This is a great story in a number of ways, but one thing I particularly enjoyed was how the power structure of the relationship between Eugene and Tatyana changes. When he first meets her and blows her off, he appears as the sophisticated, worldly man, spurning the advances of an innocent country woman. But at the end, Tatyana is now a sophisticated society woman, spurning the rather desperate and pathetic advances of a washed up jerk. I had the sense that while she maybe does really still love Eugene, that she doesn't like or respect him anymore.

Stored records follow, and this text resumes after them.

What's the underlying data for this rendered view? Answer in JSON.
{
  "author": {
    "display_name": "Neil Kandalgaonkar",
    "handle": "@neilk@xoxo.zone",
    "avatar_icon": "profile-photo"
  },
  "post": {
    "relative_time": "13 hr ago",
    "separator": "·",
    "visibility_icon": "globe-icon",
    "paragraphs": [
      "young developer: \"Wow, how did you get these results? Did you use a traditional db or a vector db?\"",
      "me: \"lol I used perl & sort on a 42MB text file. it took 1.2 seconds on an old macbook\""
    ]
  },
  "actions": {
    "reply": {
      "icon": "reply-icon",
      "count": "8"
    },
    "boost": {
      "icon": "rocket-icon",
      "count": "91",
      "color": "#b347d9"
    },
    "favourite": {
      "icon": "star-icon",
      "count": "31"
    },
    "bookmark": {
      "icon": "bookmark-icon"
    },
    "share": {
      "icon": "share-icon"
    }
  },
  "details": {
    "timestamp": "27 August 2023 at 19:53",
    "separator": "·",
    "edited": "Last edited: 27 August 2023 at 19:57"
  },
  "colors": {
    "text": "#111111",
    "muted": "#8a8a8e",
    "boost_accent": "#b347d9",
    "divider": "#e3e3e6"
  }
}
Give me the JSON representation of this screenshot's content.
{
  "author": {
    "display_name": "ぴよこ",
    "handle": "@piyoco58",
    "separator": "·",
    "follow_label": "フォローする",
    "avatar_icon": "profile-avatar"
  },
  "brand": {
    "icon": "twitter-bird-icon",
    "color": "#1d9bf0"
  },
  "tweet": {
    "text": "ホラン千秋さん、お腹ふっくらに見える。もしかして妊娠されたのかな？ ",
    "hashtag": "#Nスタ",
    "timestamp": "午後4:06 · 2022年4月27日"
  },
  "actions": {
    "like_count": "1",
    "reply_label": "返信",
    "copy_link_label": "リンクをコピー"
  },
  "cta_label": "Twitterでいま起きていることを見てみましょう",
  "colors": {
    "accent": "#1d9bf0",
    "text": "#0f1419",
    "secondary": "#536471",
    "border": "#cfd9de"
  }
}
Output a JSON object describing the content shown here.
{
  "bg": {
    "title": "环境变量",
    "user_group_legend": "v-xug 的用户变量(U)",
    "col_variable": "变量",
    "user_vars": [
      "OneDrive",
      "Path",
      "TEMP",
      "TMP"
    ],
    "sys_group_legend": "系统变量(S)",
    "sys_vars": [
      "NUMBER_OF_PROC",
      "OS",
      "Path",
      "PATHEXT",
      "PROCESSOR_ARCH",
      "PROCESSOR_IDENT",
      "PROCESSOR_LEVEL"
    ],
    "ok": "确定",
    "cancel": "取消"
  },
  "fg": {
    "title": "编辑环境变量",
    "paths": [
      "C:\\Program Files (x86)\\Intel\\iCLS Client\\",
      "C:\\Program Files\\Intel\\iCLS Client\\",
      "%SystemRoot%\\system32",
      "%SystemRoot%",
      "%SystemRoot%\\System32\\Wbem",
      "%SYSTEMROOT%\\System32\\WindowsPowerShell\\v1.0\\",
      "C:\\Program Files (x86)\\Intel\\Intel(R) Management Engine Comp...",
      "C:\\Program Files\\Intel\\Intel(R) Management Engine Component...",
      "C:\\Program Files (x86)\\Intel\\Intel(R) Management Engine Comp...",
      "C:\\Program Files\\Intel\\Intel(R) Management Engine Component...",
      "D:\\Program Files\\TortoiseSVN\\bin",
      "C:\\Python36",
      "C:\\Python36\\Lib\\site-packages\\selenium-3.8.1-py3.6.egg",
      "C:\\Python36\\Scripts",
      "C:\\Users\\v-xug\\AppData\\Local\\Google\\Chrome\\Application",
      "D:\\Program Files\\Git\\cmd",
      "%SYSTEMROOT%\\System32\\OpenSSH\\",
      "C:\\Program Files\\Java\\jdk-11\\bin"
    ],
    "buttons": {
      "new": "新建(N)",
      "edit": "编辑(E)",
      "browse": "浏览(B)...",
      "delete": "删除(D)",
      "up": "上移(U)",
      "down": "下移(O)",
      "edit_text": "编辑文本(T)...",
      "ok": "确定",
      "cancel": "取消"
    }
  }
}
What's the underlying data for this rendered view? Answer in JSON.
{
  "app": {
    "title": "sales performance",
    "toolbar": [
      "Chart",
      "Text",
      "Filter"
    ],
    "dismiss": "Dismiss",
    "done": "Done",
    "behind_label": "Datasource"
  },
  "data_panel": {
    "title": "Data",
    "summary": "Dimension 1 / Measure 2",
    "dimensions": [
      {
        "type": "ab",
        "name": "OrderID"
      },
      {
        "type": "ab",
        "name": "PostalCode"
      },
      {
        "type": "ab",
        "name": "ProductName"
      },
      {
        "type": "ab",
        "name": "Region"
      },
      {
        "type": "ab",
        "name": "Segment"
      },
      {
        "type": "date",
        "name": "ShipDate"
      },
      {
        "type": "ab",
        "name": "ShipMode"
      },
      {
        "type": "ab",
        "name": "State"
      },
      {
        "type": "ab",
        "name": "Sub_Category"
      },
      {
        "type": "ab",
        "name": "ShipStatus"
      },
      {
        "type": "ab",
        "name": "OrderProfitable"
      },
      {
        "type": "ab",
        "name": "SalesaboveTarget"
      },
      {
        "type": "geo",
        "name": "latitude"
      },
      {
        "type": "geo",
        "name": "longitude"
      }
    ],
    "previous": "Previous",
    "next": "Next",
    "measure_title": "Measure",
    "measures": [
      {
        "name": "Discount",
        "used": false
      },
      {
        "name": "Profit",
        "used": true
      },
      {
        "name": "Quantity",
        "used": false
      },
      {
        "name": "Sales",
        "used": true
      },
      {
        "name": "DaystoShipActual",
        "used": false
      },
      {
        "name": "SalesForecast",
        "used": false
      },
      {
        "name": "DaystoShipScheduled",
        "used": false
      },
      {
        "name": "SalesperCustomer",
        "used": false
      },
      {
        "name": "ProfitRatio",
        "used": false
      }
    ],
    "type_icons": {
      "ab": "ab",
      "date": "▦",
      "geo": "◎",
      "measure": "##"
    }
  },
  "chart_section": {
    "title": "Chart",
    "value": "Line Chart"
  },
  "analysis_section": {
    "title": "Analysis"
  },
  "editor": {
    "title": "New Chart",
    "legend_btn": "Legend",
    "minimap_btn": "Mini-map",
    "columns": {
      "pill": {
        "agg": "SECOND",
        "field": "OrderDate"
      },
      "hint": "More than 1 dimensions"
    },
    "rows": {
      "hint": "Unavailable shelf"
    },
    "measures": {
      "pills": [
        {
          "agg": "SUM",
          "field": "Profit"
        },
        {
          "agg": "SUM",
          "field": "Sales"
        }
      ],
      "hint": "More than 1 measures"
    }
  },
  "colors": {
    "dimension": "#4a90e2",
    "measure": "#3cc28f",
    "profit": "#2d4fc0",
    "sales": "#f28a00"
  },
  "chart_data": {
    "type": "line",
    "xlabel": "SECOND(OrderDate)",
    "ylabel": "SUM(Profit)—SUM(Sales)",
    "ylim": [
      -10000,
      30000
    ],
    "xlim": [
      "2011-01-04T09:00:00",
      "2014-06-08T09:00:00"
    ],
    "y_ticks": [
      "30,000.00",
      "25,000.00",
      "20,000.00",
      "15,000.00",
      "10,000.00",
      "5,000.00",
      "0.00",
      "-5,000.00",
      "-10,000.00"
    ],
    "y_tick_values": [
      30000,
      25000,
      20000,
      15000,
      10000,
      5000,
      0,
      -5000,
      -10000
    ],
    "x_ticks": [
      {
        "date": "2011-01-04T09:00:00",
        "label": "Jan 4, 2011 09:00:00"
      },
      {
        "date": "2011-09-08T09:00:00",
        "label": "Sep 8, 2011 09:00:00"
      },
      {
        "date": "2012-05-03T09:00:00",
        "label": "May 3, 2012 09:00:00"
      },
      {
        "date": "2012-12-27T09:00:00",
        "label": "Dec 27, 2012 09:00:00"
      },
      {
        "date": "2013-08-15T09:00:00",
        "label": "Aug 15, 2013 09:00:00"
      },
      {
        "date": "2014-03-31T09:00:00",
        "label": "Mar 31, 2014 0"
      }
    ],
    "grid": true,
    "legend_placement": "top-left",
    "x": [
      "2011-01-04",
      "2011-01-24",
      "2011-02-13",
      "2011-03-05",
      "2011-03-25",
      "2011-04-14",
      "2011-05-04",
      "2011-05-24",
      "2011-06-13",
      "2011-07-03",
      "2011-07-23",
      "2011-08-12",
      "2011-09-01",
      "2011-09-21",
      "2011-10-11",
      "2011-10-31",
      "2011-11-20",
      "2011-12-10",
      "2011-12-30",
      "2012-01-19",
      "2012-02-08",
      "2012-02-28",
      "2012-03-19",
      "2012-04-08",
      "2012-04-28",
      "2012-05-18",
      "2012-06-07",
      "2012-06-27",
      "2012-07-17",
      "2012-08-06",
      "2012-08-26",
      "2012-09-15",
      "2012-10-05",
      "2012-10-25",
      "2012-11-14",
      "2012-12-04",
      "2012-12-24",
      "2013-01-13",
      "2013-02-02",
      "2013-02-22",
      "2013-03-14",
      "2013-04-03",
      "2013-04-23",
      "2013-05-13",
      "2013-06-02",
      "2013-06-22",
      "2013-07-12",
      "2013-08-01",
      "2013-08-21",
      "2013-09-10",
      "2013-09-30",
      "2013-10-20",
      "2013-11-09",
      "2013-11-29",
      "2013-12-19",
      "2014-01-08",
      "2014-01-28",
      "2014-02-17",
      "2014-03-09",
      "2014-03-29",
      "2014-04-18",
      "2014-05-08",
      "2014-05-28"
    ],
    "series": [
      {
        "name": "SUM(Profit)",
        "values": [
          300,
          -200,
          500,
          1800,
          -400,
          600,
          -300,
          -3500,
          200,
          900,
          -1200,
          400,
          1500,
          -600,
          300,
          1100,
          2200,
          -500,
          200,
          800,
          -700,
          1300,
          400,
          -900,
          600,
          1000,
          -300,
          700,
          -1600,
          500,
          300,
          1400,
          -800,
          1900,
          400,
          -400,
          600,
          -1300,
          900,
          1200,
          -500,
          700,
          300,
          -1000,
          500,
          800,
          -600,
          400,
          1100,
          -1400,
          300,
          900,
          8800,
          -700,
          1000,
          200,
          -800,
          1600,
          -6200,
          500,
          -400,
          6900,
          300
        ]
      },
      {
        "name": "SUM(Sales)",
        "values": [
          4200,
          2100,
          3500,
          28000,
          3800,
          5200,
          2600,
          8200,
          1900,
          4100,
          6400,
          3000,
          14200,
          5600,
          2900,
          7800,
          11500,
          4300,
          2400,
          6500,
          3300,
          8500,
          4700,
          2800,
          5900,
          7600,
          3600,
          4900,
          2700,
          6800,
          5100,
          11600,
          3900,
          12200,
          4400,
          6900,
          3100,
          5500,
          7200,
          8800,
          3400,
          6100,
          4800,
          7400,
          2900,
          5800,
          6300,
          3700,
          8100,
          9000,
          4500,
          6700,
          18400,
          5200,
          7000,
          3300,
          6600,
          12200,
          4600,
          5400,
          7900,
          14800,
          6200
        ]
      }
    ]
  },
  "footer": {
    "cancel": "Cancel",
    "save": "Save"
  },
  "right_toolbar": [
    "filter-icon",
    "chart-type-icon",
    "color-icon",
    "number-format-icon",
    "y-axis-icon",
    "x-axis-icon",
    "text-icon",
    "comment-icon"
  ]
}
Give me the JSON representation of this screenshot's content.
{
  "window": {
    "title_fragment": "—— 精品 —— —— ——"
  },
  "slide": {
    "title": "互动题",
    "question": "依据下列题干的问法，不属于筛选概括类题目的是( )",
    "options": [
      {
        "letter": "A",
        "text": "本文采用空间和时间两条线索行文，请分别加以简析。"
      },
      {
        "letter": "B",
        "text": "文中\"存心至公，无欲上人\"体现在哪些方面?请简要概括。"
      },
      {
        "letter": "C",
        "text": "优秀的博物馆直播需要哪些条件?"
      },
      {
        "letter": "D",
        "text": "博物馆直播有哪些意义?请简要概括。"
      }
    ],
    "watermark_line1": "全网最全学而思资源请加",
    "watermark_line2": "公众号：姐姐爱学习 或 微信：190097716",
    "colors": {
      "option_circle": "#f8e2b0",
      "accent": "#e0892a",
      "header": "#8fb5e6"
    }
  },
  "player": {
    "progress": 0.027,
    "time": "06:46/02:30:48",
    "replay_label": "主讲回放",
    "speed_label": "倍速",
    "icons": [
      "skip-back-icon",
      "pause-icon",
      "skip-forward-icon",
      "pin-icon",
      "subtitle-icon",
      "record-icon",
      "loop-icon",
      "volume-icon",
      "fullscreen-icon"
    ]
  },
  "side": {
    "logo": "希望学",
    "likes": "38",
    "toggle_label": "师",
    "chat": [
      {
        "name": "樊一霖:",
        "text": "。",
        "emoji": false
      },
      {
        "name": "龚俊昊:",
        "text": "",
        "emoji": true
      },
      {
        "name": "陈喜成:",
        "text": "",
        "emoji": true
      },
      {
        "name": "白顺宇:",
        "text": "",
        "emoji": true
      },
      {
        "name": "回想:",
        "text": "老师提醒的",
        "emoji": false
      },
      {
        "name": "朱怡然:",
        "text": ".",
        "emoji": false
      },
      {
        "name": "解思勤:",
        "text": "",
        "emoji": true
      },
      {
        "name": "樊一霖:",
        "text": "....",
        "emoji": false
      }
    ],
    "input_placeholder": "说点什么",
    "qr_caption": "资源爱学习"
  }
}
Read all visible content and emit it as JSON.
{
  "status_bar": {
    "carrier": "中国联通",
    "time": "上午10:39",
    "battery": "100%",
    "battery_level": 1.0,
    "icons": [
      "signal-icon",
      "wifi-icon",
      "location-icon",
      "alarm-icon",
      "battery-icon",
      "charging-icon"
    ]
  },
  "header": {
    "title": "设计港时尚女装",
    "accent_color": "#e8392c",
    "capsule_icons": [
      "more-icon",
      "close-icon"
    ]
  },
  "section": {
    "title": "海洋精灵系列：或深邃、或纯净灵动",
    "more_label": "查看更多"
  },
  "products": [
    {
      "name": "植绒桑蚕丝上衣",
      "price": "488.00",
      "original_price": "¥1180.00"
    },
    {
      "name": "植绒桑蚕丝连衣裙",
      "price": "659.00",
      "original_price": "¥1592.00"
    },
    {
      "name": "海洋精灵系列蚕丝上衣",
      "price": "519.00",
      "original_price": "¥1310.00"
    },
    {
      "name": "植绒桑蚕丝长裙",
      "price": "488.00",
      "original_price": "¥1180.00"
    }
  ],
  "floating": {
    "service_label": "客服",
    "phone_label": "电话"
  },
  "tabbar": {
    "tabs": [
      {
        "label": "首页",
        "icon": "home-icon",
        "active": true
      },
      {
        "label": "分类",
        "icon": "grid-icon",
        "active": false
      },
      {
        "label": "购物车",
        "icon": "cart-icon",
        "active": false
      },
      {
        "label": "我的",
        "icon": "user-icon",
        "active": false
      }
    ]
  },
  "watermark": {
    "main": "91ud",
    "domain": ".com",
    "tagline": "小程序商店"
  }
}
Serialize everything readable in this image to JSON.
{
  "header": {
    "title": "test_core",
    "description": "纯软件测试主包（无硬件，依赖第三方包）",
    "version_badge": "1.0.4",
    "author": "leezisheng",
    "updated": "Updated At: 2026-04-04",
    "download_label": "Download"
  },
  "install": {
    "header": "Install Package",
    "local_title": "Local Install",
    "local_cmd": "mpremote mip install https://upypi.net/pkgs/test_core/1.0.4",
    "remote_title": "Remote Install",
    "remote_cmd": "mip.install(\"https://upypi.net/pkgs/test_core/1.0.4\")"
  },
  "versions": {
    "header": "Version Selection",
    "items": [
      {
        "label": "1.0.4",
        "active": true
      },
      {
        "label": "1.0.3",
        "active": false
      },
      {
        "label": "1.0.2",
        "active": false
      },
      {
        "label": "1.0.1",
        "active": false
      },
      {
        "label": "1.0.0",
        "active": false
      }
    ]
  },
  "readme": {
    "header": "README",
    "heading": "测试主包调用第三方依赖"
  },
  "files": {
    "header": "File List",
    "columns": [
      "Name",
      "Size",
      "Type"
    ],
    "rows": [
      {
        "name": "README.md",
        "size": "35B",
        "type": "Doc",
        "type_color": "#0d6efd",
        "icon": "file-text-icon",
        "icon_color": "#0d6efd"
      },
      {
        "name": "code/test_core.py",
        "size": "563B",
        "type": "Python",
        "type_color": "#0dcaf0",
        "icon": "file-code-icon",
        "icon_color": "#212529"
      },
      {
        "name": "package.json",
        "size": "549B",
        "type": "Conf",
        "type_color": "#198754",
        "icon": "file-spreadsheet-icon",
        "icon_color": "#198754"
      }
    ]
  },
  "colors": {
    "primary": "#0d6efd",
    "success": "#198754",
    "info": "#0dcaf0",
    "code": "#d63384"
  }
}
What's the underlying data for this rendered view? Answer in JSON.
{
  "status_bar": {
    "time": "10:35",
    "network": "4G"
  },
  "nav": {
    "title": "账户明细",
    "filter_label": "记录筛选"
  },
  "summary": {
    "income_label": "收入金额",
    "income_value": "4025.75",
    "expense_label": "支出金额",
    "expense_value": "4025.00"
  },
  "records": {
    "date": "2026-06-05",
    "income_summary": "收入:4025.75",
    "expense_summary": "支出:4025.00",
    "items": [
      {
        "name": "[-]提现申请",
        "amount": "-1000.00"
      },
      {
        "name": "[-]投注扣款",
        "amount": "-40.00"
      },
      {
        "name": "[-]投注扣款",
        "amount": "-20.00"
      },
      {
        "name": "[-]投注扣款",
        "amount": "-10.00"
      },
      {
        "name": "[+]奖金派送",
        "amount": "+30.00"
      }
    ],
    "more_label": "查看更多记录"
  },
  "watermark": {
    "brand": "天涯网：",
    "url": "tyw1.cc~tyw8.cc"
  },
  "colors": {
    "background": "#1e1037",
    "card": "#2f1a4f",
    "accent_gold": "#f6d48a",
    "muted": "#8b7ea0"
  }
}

This is the first book I've read in this project where I really felt I'd love to sit in a class and listen to lectures about this work, and discuss it with other readers. There are notes in the back of the version I read which, among other things, discuss all the literary works that Pushkin is referring to in the poem. I feel like there's loads of stuff in here that I'm probably not getting...literary references, historical references, etc. And this gave me an idea...why doesn't someone write/publish a series of guidebooks to classic works of literature written for intelligent adults? Yeah, there are Cliff Notes and Spark Notes, but I'm thinking of something that goes into more depth...college level discussions of literary works that are written with intelligent readers in mind who are not academics or even necessarily former English majors. I dunno, maybe it's just my vodka-addled brain going on a tangent here, but it seems like there might be a market for this kind of thing. Well, maybe. I'm a scientist...what do I know about business?
One final question for any readers out there: does anyone know how "Onegin" is pronounced? Is it oh-nay-gin or oh-nuh-gin? Is the g in "gin" pronounced like the alcohol, or as in the word "beginning"? Let me know if you have a clue!